Patterson was in one accord in his contribution to the debate as he conceded that Government needed to spend more of the national budget on education.
At the end of the debate, both Government and Opposition agreed to provide free education up to the secondary/high school level and build new schools, improve teacher training and create a teacher/pupil ratio of 1:25.
All this was aimed at getting our children to perform on par with their counterparts across the globe.
The parliamentary gesture at the time elicited a profound reaction from a commentator who asserted that: "Nothing is wrong with our children, rather it is with the system."
Admittedly, the system still has some way to go, and teachers must be roundly commended for improving the performance students at the level of the Grade Six Achievement (GSAT) as well those performing in the Caribbean Secondary Education Certificate (CSEC) programme and the Caribbean Advanced Proficiency Examination (CAPE).
Sadly, the current Minister of Education Ronald Thwaites, a hard-working man, who clearly has the interest of education at heart as did his predecessors, appears to be kicking against the prick as far as the JTA is concerned.
Far be it from me to suggest that our educators are pricks. It must be noted that the prick or goad was a necessary device. It was really a wooden goad with a pointed spike (prick) at one end.
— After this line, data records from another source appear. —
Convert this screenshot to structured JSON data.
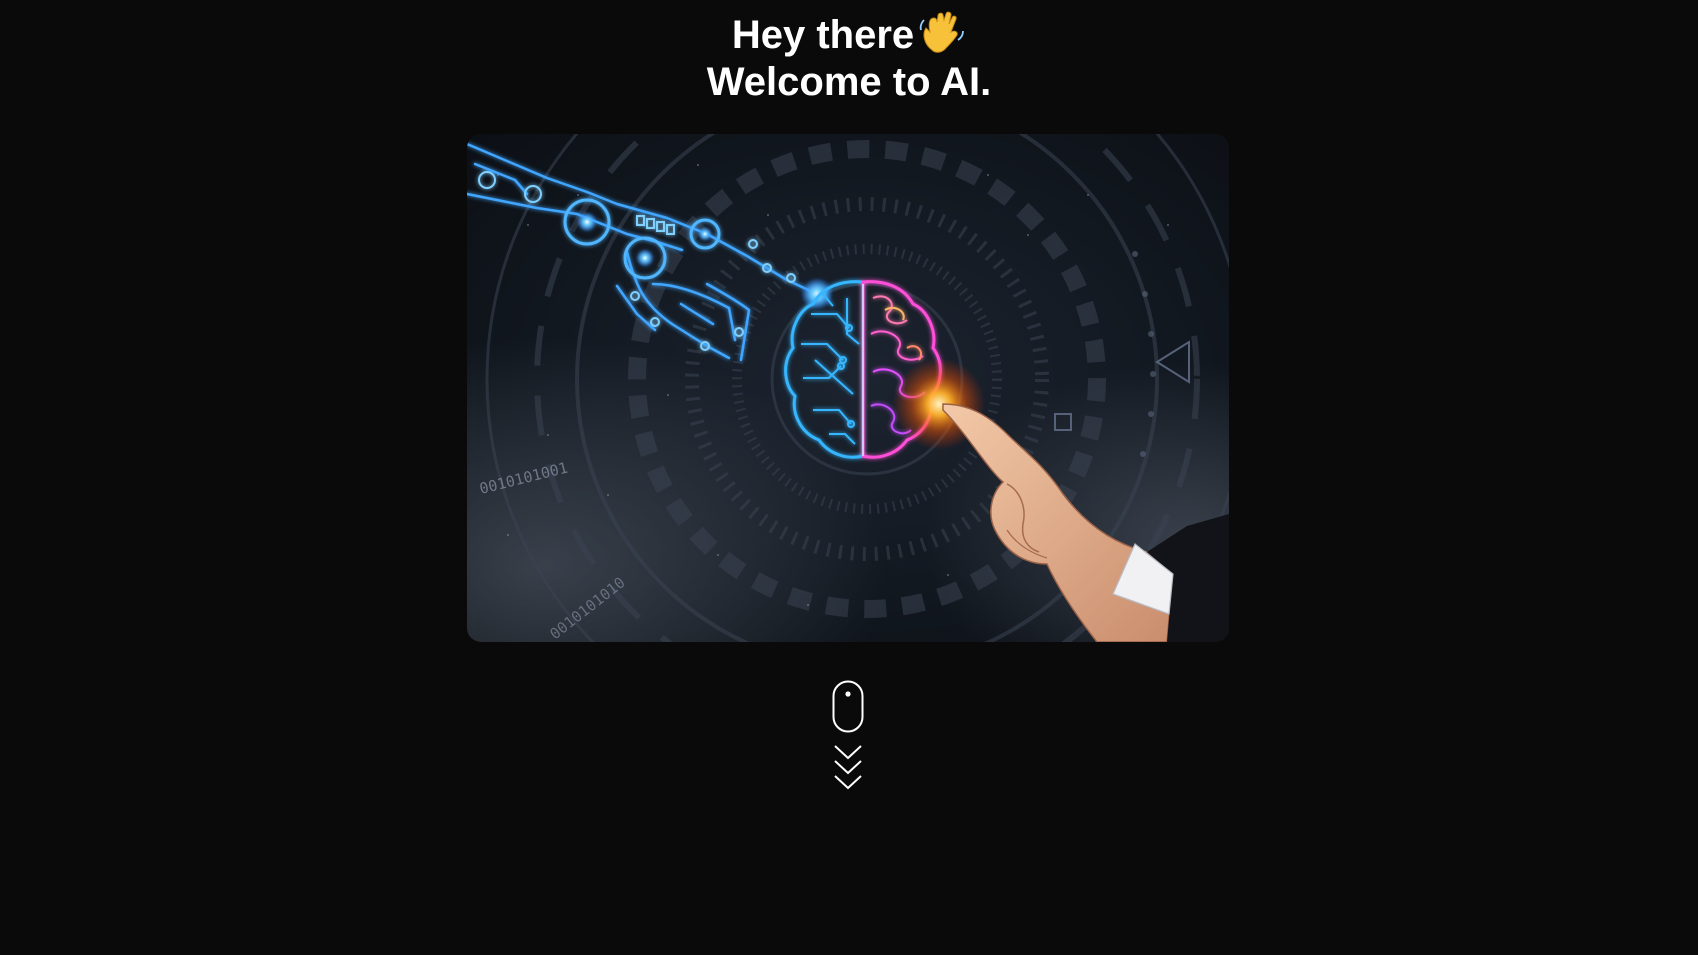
{
  "hero": {
    "greeting": "Hey there",
    "wave_icon": "waving-hand-icon",
    "welcome": "Welcome to AI.",
    "image_subject": "ai-brain-robot-human-hand-image",
    "binary_text_1": "0010101001",
    "binary_text_2": "0010101010"
  },
  "scroll_indicator": {
    "mouse_icon": "mouse-icon",
    "chevrons_icon": "triple-chevron-down-icon"
  },
  "colors": {
    "background": "#0a0a0b",
    "text": "#ffffff",
    "robot_glow": "#2a8cff",
    "brain_left": "#35b6ff",
    "brain_right": "#ff4fd8",
    "spark": "#ff9a1f"
  }
}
The person working the ox would position the goad (prick) in such a way to exert influence and control over the ox.
Although both the JTA and Minister said both parties are good as the olive branch has been accepted, the Association continues to talk about struggles which imply impending battles.
If Ronald Thwaites is to be as effective as he obviously can be, he cannot allow intimidation to be a distracting influence.
It is not unusual for the JTA to take politicians to the classroom and chastise them like errant students.
Former Prime Minister Bruce Golding suffered such a fate after he was "detained" by the teachers when he classified greedy members of the privileged grouping as "extortionist" by their acts of extracting extra lessons from students.
Apart from constantly opposing appointments by the then Jamaica Labour Party administration, the JTA, in 2011, resisted former Education Minister Andrew Holness' threat to compel school administrators to complete critical incident report forms created to record major infractions in schools.
The JTA warned Holness that it would be "unwise" for him to go that route after Holness suggested that there has been a "resistance and a reluctance" among principals and teachers to complete the forms, which are designed to help the ministry manage safety and security issues in schools.
With the battle-prone JTA refusing to declare a much-needed ceasefire, Thwaites needs to keep in mind that in the final analysis, it is within his remit to ensure that the education fraternity does not remain one major battle ground.